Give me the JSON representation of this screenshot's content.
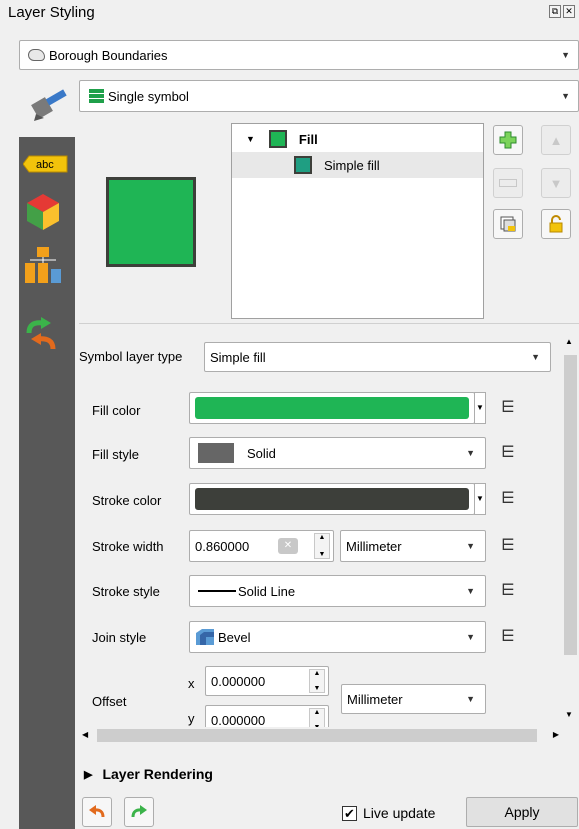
{
  "window": {
    "title": "Layer Styling"
  },
  "layer": {
    "name": "Borough Boundaries"
  },
  "renderer": {
    "type": "Single symbol"
  },
  "tree": {
    "items": [
      "Fill",
      "Simple fill"
    ]
  },
  "form": {
    "symbol_layer_type_label": "Symbol layer type",
    "symbol_layer_type_value": "Simple fill",
    "fill_color_label": "Fill color",
    "fill_style_label": "Fill style",
    "fill_style_value": "Solid",
    "stroke_color_label": "Stroke color",
    "stroke_width_label": "Stroke width",
    "stroke_width_value": "0.860000",
    "stroke_width_unit": "Millimeter",
    "stroke_style_label": "Stroke style",
    "stroke_style_value": "Solid Line",
    "join_style_label": "Join style",
    "join_style_value": "Bevel",
    "offset_label": "Offset",
    "offset_x_label": "x",
    "offset_x_value": "0.000000",
    "offset_y_label": "y",
    "offset_y_value": "0.000000",
    "offset_unit": "Millimeter"
  },
  "layer_rendering": {
    "label": "Layer Rendering"
  },
  "footer": {
    "live_update_label": "Live update",
    "live_update_checked": true,
    "apply_label": "Apply"
  },
  "colors": {
    "fill": "#1fb555",
    "stroke": "#3d3f3a",
    "fill_style_swatch": "#666666",
    "simple_fill_swatch": "#1f9e82",
    "sidebar": "#585858"
  },
  "icons": {
    "close": "close-icon",
    "float": "float-icon",
    "polygon": "polygon-icon",
    "single_symbol": "single-symbol-icon",
    "paintbrush": "paintbrush-icon",
    "labels": "labels-icon",
    "3d": "3d-icon",
    "diagrams": "diagrams-icon",
    "history": "history-icon"
  }
}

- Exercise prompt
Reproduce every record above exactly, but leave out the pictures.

- Answer space
Give me the JSON representation of this screenshot's content.
{
  "window": {
    "title": "Layer Styling"
  },
  "layer": {
    "name": "Borough Boundaries"
  },
  "renderer": {
    "type": "Single symbol"
  },
  "tree": {
    "items": [
      "Fill",
      "Simple fill"
    ]
  },
  "form": {
    "symbol_layer_type_label": "Symbol layer type",
    "symbol_layer_type_value": "Simple fill",
    "fill_color_label": "Fill color",
    "fill_style_label": "Fill style",
    "fill_style_value": "Solid",
    "stroke_color_label": "Stroke color",
    "stroke_width_label": "Stroke width",
    "stroke_width_value": "0.860000",
    "stroke_width_unit": "Millimeter",
    "stroke_style_label": "Stroke style",
    "stroke_style_value": "Solid Line",
    "join_style_label": "Join style",
    "join_style_value": "Bevel",
    "offset_label": "Offset",
    "offset_x_label": "x",
    "offset_x_value": "0.000000",
    "offset_y_label": "y",
    "offset_y_value": "0.000000",
    "offset_unit": "Millimeter"
  },
  "layer_rendering": {
    "label": "Layer Rendering"
  },
  "footer": {
    "live_update_label": "Live update",
    "live_update_checked": true,
    "apply_label": "Apply"
  },
  "colors": {
    "fill": "#1fb555",
    "stroke": "#3d3f3a",
    "fill_style_swatch": "#666666",
    "simple_fill_swatch": "#1f9e82",
    "sidebar": "#585858"
  },
  "icons": {
    "close": "close-icon",
    "float": "float-icon",
    "polygon": "polygon-icon",
    "single_symbol": "single-symbol-icon",
    "paintbrush": "paintbrush-icon",
    "labels": "labels-icon",
    "3d": "3d-icon",
    "diagrams": "diagrams-icon",
    "history": "history-icon"
  }
}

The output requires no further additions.